** What is required **
Please set down each entry exactly, omitting any picture it holds.

** Data supplied **

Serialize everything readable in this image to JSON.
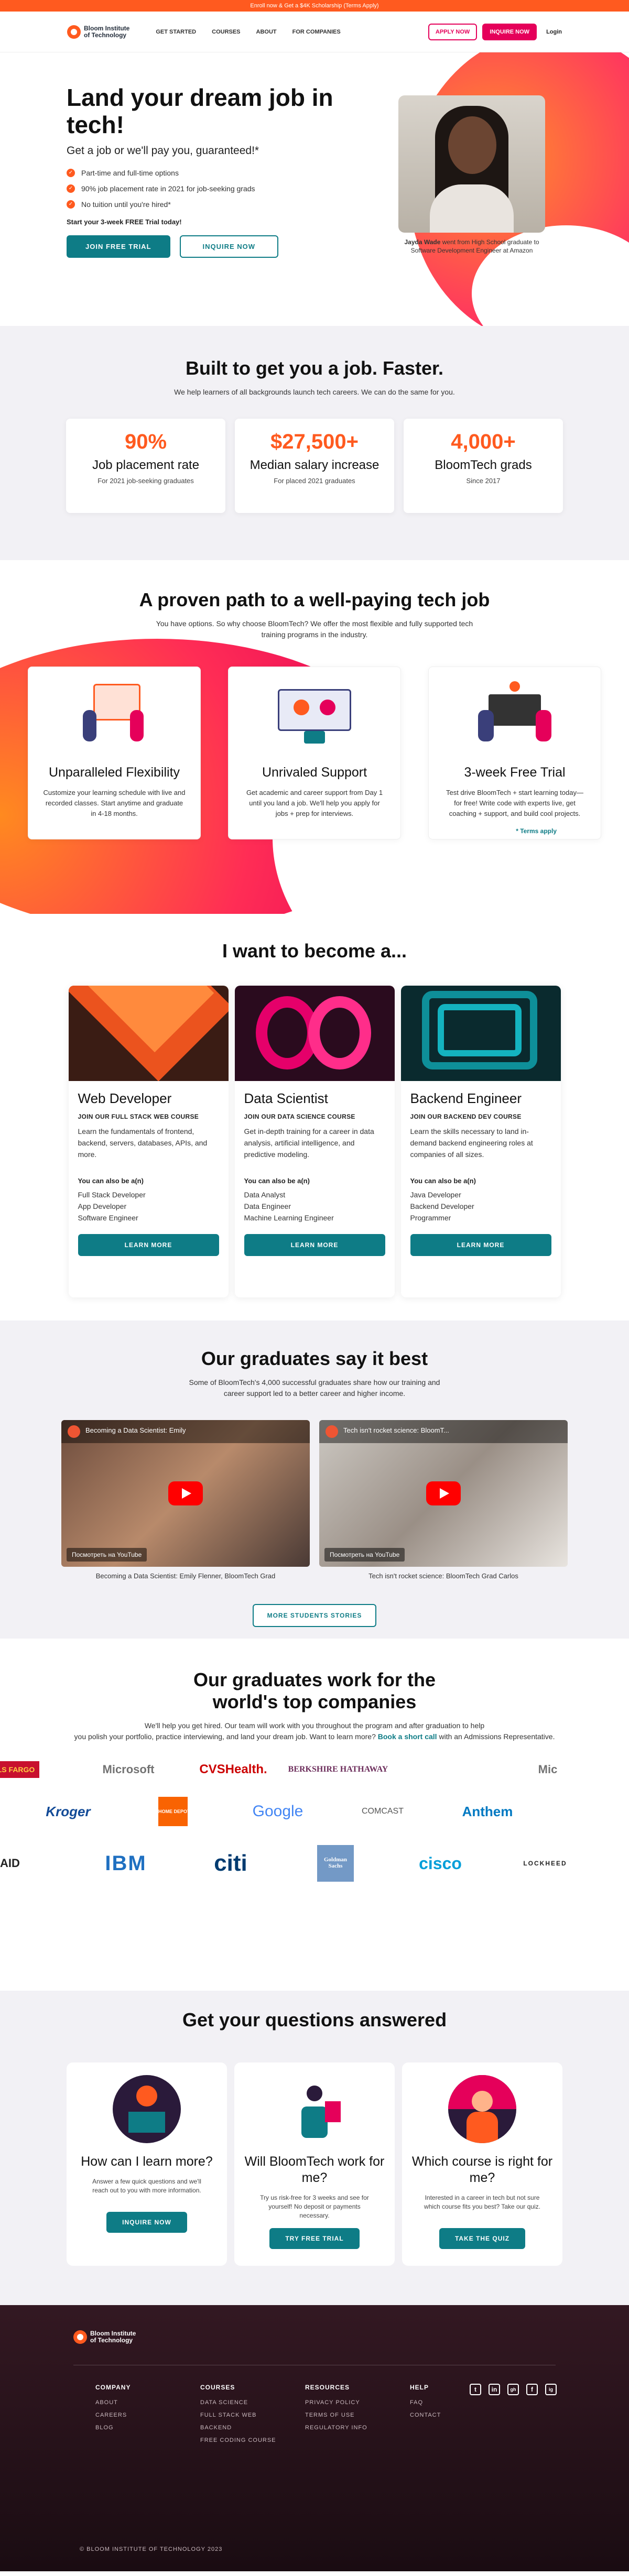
{
  "banner": {
    "text": "Enroll now & Get a $4K Scholarship (Terms Apply)"
  },
  "nav": {
    "logo_line1": "Bloom Institute",
    "logo_line2": "of Technology",
    "links": [
      "GET STARTED",
      "COURSES",
      "ABOUT",
      "FOR COMPANIES"
    ],
    "apply_now": "APPLY NOW",
    "inquire_now": "INQUIRE NOW",
    "login": "Login"
  },
  "hero": {
    "title": "Land your dream job in tech!",
    "subtitle": "Get a job or we'll pay you, guaranteed!*",
    "checks": [
      "Part-time and full-time options",
      "90% job placement rate in 2021 for job-seeking grads",
      "No tuition until you're hired*"
    ],
    "trial_text": "Start your 3-week FREE Trial today!",
    "join_trial": "JOIN FREE TRIAL",
    "inquire_now": "INQUIRE NOW",
    "caption_name": "Jayda Wade",
    "caption_rest": " went from High School graduate to Software Development Engineer at Amazon"
  },
  "built": {
    "title": "Built to get you a job. Faster.",
    "lead": "We help learners of all backgrounds launch tech careers. We can do the same for you.",
    "stats": [
      {
        "num": "90%",
        "label": "Job placement rate",
        "sub": "For 2021 job-seeking graduates"
      },
      {
        "num": "$27,500+",
        "label": "Median salary increase",
        "sub": "For placed 2021 graduates"
      },
      {
        "num": "4,000+",
        "label": "BloomTech grads",
        "sub": "Since 2017"
      }
    ]
  },
  "path": {
    "title": "A proven path to a well-paying tech job",
    "lead1": "You have options. So why choose BloomTech? We offer the most flexible and fully supported tech",
    "lead2": "training programs in the industry.",
    "cards": [
      {
        "title": "Unparalleled Flexibility",
        "text": "Customize your learning schedule with live and recorded classes. Start anytime and graduate in 4-18 months."
      },
      {
        "title": "Unrivaled Support",
        "text": "Get academic and career support from Day 1 until you land a job. We'll help you apply for jobs + prep for interviews."
      },
      {
        "title": "3-week Free Trial",
        "text": "Test drive BloomTech + start learning today—for free! Write code with experts live, get coaching + support, and build cool projects."
      }
    ],
    "terms": "* Terms apply"
  },
  "become": {
    "title": "I want to become a...",
    "also_label": "You can also be a(n)",
    "tracks": [
      {
        "title": "Web Developer",
        "course": "JOIN OUR FULL STACK WEB COURSE",
        "desc": "Learn the fundamentals of frontend, backend, servers, databases, APIs, and more.",
        "roles": [
          "Full Stack Developer",
          "App Developer",
          "Software Engineer"
        ],
        "button": "LEARN MORE"
      },
      {
        "title": "Data Scientist",
        "course": "JOIN OUR DATA SCIENCE COURSE",
        "desc": "Get in-depth training for a career in data analysis, artificial intelligence, and predictive modeling.",
        "roles": [
          "Data Analyst",
          "Data Engineer",
          "Machine Learning Engineer"
        ],
        "button": "LEARN MORE"
      },
      {
        "title": "Backend Engineer",
        "course": "JOIN OUR BACKEND DEV COURSE",
        "desc": "Learn the skills necessary to land in-demand backend engineering roles at companies of all sizes.",
        "roles": [
          "Java Developer",
          "Backend Developer",
          "Programmer"
        ],
        "button": "LEARN MORE"
      }
    ]
  },
  "grads": {
    "title": "Our graduates say it best",
    "lead1": "Some of BloomTech's 4,000 successful graduates share how our training and",
    "lead2": "career support led to a better career and higher income.",
    "videos": [
      {
        "title": "Becoming a Data Scientist: Emily",
        "watch": "Посмотреть на YouTube",
        "caption": "Becoming a Data Scientist: Emily Flenner, BloomTech Grad"
      },
      {
        "title": "Tech isn't rocket science: BloomT...",
        "watch": "Посмотреть на YouTube",
        "caption": "Tech isn't rocket science: BloomTech Grad Carlos"
      }
    ],
    "more": "MORE STUDENTS STORIES"
  },
  "companies": {
    "title1": "Our graduates work for the",
    "title2": "world's top companies",
    "lead1": "We'll help you get hired. Our team will work with you throughout the program and after graduation to help",
    "lead2": "you polish your portfolio, practice interviewing, and land your dream job. Want to learn more?",
    "lead_link": "Book a short call",
    "lead3": " with an Admissions Representative.",
    "row1": [
      "WELLS FARGO",
      "Microsoft",
      "CVSHealth.",
      "BERKSHIRE HATHAWAY",
      "",
      "Mic"
    ],
    "row2": [
      "Kroger",
      "HOME DEPOT",
      "Google",
      "COMCAST",
      "Anthem"
    ],
    "row3": [
      "AID",
      "IBM",
      "citi",
      "Goldman Sachs",
      "cisco",
      "LOCKHEED"
    ]
  },
  "faq": {
    "title": "Get your questions answered",
    "cards": [
      {
        "title": "How can I learn more?",
        "text": "Answer a few quick questions and we'll reach out to you with more information.",
        "button": "INQUIRE NOW"
      },
      {
        "title": "Will BloomTech work for me?",
        "text": "Try us risk-free for 3 weeks and see for yourself! No deposit or payments necessary.",
        "button": "TRY FREE TRIAL"
      },
      {
        "title": "Which course is right for me?",
        "text": "Interested in a career in tech but not sure which course fits you best? Take our quiz.",
        "button": "TAKE THE QUIZ"
      }
    ]
  },
  "footer": {
    "cols": [
      {
        "head": "COMPANY",
        "items": [
          "ABOUT",
          "CAREERS",
          "BLOG"
        ]
      },
      {
        "head": "COURSES",
        "items": [
          "DATA SCIENCE",
          "FULL STACK WEB",
          "BACKEND",
          "FREE CODING COURSE"
        ]
      },
      {
        "head": "RESOURCES",
        "items": [
          "PRIVACY POLICY",
          "TERMS OF USE",
          "REGULATORY INFO"
        ]
      },
      {
        "head": "HELP",
        "items": [
          "FAQ",
          "CONTACT"
        ]
      }
    ],
    "socials": [
      "t",
      "in",
      "gh",
      "f",
      "ig"
    ],
    "copyright": "© BLOOM INSTITUTE OF TECHNOLOGY 2023"
  },
  "colors": {
    "accent": "#ff5a1f",
    "pink": "#e5005a",
    "teal": "#0e7c86"
  }
}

** Result below **
Serialize everything readable in this image to JSON.
{
  "banner": {
    "text": "Enroll now & Get a $4K Scholarship (Terms Apply)"
  },
  "nav": {
    "logo_line1": "Bloom Institute",
    "logo_line2": "of Technology",
    "links": [
      "GET STARTED",
      "COURSES",
      "ABOUT",
      "FOR COMPANIES"
    ],
    "apply_now": "APPLY NOW",
    "inquire_now": "INQUIRE NOW",
    "login": "Login"
  },
  "hero": {
    "title": "Land your dream job in tech!",
    "subtitle": "Get a job or we'll pay you, guaranteed!*",
    "checks": [
      "Part-time and full-time options",
      "90% job placement rate in 2021 for job-seeking grads",
      "No tuition until you're hired*"
    ],
    "trial_text": "Start your 3-week FREE Trial today!",
    "join_trial": "JOIN FREE TRIAL",
    "inquire_now": "INQUIRE NOW",
    "caption_name": "Jayda Wade",
    "caption_rest": " went from High School graduate to Software Development Engineer at Amazon"
  },
  "built": {
    "title": "Built to get you a job. Faster.",
    "lead": "We help learners of all backgrounds launch tech careers. We can do the same for you.",
    "stats": [
      {
        "num": "90%",
        "label": "Job placement rate",
        "sub": "For 2021 job-seeking graduates"
      },
      {
        "num": "$27,500+",
        "label": "Median salary increase",
        "sub": "For placed 2021 graduates"
      },
      {
        "num": "4,000+",
        "label": "BloomTech grads",
        "sub": "Since 2017"
      }
    ]
  },
  "path": {
    "title": "A proven path to a well-paying tech job",
    "lead1": "You have options. So why choose BloomTech? We offer the most flexible and fully supported tech",
    "lead2": "training programs in the industry.",
    "cards": [
      {
        "title": "Unparalleled Flexibility",
        "text": "Customize your learning schedule with live and recorded classes. Start anytime and graduate in 4-18 months."
      },
      {
        "title": "Unrivaled Support",
        "text": "Get academic and career support from Day 1 until you land a job. We'll help you apply for jobs + prep for interviews."
      },
      {
        "title": "3-week Free Trial",
        "text": "Test drive BloomTech + start learning today—for free! Write code with experts live, get coaching + support, and build cool projects."
      }
    ],
    "terms": "* Terms apply"
  },
  "become": {
    "title": "I want to become a...",
    "also_label": "You can also be a(n)",
    "tracks": [
      {
        "title": "Web Developer",
        "course": "JOIN OUR FULL STACK WEB COURSE",
        "desc": "Learn the fundamentals of frontend, backend, servers, databases, APIs, and more.",
        "roles": [
          "Full Stack Developer",
          "App Developer",
          "Software Engineer"
        ],
        "button": "LEARN MORE"
      },
      {
        "title": "Data Scientist",
        "course": "JOIN OUR DATA SCIENCE COURSE",
        "desc": "Get in-depth training for a career in data analysis, artificial intelligence, and predictive modeling.",
        "roles": [
          "Data Analyst",
          "Data Engineer",
          "Machine Learning Engineer"
        ],
        "button": "LEARN MORE"
      },
      {
        "title": "Backend Engineer",
        "course": "JOIN OUR BACKEND DEV COURSE",
        "desc": "Learn the skills necessary to land in-demand backend engineering roles at companies of all sizes.",
        "roles": [
          "Java Developer",
          "Backend Developer",
          "Programmer"
        ],
        "button": "LEARN MORE"
      }
    ]
  },
  "grads": {
    "title": "Our graduates say it best",
    "lead1": "Some of BloomTech's 4,000 successful graduates share how our training and",
    "lead2": "career support led to a better career and higher income.",
    "videos": [
      {
        "title": "Becoming a Data Scientist: Emily",
        "watch": "Посмотреть на YouTube",
        "caption": "Becoming a Data Scientist: Emily Flenner, BloomTech Grad"
      },
      {
        "title": "Tech isn't rocket science: BloomT...",
        "watch": "Посмотреть на YouTube",
        "caption": "Tech isn't rocket science: BloomTech Grad Carlos"
      }
    ],
    "more": "MORE STUDENTS STORIES"
  },
  "companies": {
    "title1": "Our graduates work for the",
    "title2": "world's top companies",
    "lead1": "We'll help you get hired. Our team will work with you throughout the program and after graduation to help",
    "lead2": "you polish your portfolio, practice interviewing, and land your dream job. Want to learn more?",
    "lead_link": "Book a short call",
    "lead3": " with an Admissions Representative.",
    "row1": [
      "WELLS FARGO",
      "Microsoft",
      "CVSHealth.",
      "BERKSHIRE HATHAWAY",
      "",
      "Mic"
    ],
    "row2": [
      "Kroger",
      "HOME DEPOT",
      "Google",
      "COMCAST",
      "Anthem"
    ],
    "row3": [
      "AID",
      "IBM",
      "citi",
      "Goldman Sachs",
      "cisco",
      "LOCKHEED"
    ]
  },
  "faq": {
    "title": "Get your questions answered",
    "cards": [
      {
        "title": "How can I learn more?",
        "text": "Answer a few quick questions and we'll reach out to you with more information.",
        "button": "INQUIRE NOW"
      },
      {
        "title": "Will BloomTech work for me?",
        "text": "Try us risk-free for 3 weeks and see for yourself! No deposit or payments necessary.",
        "button": "TRY FREE TRIAL"
      },
      {
        "title": "Which course is right for me?",
        "text": "Interested in a career in tech but not sure which course fits you best? Take our quiz.",
        "button": "TAKE THE QUIZ"
      }
    ]
  },
  "footer": {
    "cols": [
      {
        "head": "COMPANY",
        "items": [
          "ABOUT",
          "CAREERS",
          "BLOG"
        ]
      },
      {
        "head": "COURSES",
        "items": [
          "DATA SCIENCE",
          "FULL STACK WEB",
          "BACKEND",
          "FREE CODING COURSE"
        ]
      },
      {
        "head": "RESOURCES",
        "items": [
          "PRIVACY POLICY",
          "TERMS OF USE",
          "REGULATORY INFO"
        ]
      },
      {
        "head": "HELP",
        "items": [
          "FAQ",
          "CONTACT"
        ]
      }
    ],
    "socials": [
      "t",
      "in",
      "gh",
      "f",
      "ig"
    ],
    "copyright": "© BLOOM INSTITUTE OF TECHNOLOGY 2023"
  },
  "colors": {
    "accent": "#ff5a1f",
    "pink": "#e5005a",
    "teal": "#0e7c86"
  }
}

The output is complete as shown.